# Work order
Examine each line of the data. Copy those that contain the string "icon".
**** Supplied information
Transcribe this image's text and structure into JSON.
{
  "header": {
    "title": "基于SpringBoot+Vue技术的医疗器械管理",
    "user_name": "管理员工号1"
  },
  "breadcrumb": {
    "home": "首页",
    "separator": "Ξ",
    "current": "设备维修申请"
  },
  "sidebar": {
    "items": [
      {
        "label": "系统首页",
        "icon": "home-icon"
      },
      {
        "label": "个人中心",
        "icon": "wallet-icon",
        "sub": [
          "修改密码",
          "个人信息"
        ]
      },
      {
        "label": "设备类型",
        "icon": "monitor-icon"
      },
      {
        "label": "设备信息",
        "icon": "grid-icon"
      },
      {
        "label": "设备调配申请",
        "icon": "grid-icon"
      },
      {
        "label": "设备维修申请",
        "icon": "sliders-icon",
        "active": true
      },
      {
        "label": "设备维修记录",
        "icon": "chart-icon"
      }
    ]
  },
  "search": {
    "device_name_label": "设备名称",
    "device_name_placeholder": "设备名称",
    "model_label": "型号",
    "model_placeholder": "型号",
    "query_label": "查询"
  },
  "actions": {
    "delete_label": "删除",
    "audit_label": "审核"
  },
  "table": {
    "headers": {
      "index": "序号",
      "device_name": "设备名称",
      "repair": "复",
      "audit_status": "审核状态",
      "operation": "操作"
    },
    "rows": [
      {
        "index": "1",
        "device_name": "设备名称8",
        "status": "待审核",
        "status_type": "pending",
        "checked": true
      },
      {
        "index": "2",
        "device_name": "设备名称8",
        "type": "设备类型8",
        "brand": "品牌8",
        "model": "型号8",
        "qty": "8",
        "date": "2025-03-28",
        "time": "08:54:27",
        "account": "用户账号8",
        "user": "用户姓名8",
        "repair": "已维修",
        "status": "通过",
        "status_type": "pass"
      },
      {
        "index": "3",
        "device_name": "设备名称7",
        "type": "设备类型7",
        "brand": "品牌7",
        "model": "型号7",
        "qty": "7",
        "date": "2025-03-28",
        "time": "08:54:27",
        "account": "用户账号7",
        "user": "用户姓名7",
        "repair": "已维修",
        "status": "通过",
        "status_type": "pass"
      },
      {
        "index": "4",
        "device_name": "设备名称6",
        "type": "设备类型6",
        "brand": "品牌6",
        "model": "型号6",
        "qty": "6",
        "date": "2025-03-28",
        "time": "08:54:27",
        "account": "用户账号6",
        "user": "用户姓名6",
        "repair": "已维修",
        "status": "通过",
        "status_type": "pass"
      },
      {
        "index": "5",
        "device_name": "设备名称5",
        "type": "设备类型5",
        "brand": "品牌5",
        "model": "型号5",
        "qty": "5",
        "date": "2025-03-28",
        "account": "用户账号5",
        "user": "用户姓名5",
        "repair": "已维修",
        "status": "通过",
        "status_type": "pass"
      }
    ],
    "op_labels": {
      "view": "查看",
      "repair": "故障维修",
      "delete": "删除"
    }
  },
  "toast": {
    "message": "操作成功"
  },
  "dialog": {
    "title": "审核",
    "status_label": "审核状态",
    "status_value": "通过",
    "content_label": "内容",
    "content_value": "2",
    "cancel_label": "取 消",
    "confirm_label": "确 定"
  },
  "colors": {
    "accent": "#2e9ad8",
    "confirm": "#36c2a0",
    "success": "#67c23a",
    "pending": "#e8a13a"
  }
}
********
# Exercise response
        "icon": "home-icon"
        "icon": "wallet-icon",
        "icon": "monitor-icon"
        "icon": "grid-icon"
        "icon": "grid-icon"
        "icon": "sliders-icon",
        "icon": "chart-icon"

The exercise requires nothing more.